I have a tendency to over-think things and get fixated on topics. Which makes it really easy for me to get sucked down rabbit-holes of Twitter hashtags full of abuse, conspiracy theories, and total fuckwits. I also developed a habit of just sitting on Twitter as my default position, either on my phone on the train or sat on the sofa at work. All that exposure to the extremes of human opinion is not good for my mental health.

Two weeks ago I deleted the app from my phone and got rid of any Twitter and Tweetdeck bookmarks in my browsers. I could still go to the site, but it means I have to type the address in manually. A small, but critical step in preventing me just auto-piloting on to Twitter when my brain goes into neutral. So far it’s worked. I can count on one hand the number of times I’ve dipped my toe back in and that was just for a few minutes or to read a specific tweet.

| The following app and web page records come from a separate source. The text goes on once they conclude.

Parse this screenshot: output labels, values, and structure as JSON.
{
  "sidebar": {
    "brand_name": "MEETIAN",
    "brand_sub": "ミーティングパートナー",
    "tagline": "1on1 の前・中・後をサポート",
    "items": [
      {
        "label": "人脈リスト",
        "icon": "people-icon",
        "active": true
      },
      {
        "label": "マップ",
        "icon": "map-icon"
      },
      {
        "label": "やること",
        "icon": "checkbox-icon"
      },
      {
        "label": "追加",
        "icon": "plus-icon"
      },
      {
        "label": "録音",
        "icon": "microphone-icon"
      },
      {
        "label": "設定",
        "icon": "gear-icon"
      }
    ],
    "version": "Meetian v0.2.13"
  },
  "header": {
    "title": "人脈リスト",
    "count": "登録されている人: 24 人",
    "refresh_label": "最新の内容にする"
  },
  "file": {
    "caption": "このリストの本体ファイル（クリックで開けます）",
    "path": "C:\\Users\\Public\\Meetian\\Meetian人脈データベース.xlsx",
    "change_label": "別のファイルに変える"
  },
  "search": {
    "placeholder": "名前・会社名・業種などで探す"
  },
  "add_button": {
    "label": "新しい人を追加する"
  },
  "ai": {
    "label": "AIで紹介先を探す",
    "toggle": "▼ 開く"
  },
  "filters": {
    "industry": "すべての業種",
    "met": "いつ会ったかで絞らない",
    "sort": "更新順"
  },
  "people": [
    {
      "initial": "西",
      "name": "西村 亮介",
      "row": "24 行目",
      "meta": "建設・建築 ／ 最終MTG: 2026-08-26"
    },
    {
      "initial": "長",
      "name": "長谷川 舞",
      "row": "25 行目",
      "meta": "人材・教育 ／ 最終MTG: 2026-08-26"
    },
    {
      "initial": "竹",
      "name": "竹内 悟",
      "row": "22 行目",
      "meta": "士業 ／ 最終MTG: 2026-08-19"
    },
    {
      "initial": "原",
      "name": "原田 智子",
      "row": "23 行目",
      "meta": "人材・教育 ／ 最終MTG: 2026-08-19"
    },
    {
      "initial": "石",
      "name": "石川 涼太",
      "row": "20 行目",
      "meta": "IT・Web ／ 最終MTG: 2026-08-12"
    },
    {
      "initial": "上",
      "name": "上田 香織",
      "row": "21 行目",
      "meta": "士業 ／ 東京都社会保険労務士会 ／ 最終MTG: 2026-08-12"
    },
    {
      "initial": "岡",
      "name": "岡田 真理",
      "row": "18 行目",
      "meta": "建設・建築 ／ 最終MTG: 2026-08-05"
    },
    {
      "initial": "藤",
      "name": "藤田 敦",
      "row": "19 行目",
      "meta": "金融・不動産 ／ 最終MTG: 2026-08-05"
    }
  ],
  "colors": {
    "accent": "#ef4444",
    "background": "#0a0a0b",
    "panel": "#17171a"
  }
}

Has it helped? Has going cold turkey from Twitter improved my mood? Absolutely.

Aside from the obvious benefit, not being exposed to a whole lot of idiots and their opinions which make me feel angry, I’ve found myself making much more constructive use of my spare time at home. Picking up projects and hobbies I didn’t have time for recently and being a lot more available for interactions with the kids and my wife. In fact it’s not until doing an exercise like this that I realised just how bad I was for shutting everyone out while I sat idly scrolling through Twitter.

That’s not to say that quitting Twitter has cured me of any of my mental ailments, it hasn’t, but it does stop me from actively seeking out content online which is only going to make me sad, depressed, and angry. Which can only be self-destructive in the long-term.

Am I finished with Twitter completely? Well probably not. There are good people on Twitter and some genuinely good content to be found. At it’s very best it can be used to spread positive messages and wonderful frivolous fun moments. Lately though those pearls are much harder to find.

For now I’m staying clear but when I do return I’m going to have to do some heavy pruning of my followers list to change the kind of content I see on my feed. Until then I’m going to enjoy spending my time away from the gathering of the internet’s worst people and spend more time being creative, engaging with real people, and doing the things that actually make me happy.

I might even manage to start writing again.